THE Port of Shanghai in China remained the world’s biggest container port for the second year in a row in 2015, according to statistics compiled by the Journal of Commerce.
Shanghai increased its lead over second-place Singapore—which for years was the busiest port in the world as well as in Asia, by some 5.6 million TEUs (20-foot container equivalent) over 2014, handling more than 36.5 million TEUs.
The journal attributed much of the difference, however, to a slowdown in Singapore brought about by declining Asia-Europe trade rather than growth in Shanghai. Container shipment volumes fell for the fourth consecutive year in Singapore in 2014, the magazine said.
In a report earlier in the year, Fitch-owned BMI Research concluded Singapore was unlikely to regain its position as Asia’s biggest transshipment hub, as it has largely reached its capacity. “For the port of Singapore to retain its position as the premier Asian transhipment hub and battle the port of Shanghai for first position, Singapore must continue to expand and keep up with shipping trends,” BMI wrote.

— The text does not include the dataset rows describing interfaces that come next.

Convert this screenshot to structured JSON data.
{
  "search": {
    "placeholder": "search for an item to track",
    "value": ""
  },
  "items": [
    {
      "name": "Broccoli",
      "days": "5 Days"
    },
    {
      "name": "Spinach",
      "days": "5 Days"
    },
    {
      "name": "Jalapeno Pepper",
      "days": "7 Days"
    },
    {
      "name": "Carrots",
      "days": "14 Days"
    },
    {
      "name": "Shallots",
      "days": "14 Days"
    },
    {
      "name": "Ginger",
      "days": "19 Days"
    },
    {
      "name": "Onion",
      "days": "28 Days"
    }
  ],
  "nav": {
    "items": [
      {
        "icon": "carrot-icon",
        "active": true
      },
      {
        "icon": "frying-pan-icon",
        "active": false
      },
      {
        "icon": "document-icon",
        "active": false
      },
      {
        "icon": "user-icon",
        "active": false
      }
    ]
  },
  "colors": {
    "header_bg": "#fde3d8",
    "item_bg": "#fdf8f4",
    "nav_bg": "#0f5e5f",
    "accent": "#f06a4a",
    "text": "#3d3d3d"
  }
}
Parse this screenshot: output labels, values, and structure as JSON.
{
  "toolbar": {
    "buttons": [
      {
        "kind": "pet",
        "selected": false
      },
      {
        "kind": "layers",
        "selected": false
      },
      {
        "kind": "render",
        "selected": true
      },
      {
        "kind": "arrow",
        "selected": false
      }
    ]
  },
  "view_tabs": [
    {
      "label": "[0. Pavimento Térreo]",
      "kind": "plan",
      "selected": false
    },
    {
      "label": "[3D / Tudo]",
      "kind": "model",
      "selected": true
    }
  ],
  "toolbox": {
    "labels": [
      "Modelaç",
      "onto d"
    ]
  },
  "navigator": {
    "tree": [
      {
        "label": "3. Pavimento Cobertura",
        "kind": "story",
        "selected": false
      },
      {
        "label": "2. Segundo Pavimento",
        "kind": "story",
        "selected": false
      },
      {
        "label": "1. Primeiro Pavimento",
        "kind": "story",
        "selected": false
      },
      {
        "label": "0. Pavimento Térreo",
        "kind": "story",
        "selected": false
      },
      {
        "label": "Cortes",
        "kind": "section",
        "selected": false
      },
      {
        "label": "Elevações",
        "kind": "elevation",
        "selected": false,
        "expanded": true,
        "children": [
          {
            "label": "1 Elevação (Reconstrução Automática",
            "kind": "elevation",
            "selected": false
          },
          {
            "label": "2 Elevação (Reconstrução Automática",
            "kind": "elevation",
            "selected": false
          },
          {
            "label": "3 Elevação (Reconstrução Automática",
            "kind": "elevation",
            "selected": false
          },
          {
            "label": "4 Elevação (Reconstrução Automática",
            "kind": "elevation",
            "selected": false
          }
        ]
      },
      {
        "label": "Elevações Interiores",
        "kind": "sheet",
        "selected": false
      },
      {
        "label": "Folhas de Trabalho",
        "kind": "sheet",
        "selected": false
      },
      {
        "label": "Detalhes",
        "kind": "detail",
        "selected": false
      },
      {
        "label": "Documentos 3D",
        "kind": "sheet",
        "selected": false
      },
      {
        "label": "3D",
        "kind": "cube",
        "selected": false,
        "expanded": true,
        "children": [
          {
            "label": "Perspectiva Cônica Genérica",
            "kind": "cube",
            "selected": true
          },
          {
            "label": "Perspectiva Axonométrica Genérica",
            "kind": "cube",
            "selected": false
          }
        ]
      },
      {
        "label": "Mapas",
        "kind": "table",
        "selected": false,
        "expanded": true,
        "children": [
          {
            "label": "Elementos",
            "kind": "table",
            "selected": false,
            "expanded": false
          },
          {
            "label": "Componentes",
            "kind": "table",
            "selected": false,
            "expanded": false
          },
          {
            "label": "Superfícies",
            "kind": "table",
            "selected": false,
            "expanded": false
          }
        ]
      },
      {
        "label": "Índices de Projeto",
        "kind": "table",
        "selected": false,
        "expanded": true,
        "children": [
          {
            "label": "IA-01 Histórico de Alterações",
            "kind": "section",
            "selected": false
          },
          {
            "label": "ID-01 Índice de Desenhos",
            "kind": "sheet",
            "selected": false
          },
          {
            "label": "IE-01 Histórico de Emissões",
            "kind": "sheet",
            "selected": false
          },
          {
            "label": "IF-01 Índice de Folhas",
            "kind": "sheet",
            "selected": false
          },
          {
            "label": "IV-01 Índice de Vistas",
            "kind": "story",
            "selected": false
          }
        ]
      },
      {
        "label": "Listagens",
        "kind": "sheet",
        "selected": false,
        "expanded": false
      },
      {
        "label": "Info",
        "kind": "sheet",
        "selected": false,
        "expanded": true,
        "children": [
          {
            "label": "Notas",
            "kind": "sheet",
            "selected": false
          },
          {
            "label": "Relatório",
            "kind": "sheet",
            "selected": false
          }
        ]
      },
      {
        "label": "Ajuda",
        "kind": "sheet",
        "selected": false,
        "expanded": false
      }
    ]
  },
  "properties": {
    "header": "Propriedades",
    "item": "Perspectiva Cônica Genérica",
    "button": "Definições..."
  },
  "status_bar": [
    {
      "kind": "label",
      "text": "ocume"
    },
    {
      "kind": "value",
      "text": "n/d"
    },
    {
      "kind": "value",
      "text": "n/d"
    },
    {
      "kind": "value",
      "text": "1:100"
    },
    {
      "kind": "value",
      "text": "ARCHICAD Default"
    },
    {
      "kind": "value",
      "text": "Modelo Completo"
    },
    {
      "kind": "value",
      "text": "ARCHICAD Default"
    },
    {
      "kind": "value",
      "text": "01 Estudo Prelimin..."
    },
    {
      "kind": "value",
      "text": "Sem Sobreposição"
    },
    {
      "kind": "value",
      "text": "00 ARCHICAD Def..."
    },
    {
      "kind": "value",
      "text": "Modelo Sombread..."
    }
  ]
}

All ten of the biggest container ports in 2015 were located in Asia, and the only one of the top 10 located outside East or Southeast Asia was Dubai’s Jebel Ali. Including Hong Kong, seven of the top 10 ports were located in China.
The Port of Manila ranked 35th on the list of the 50 biggest ports, handling 4.23 million TEU of cargo in 2015.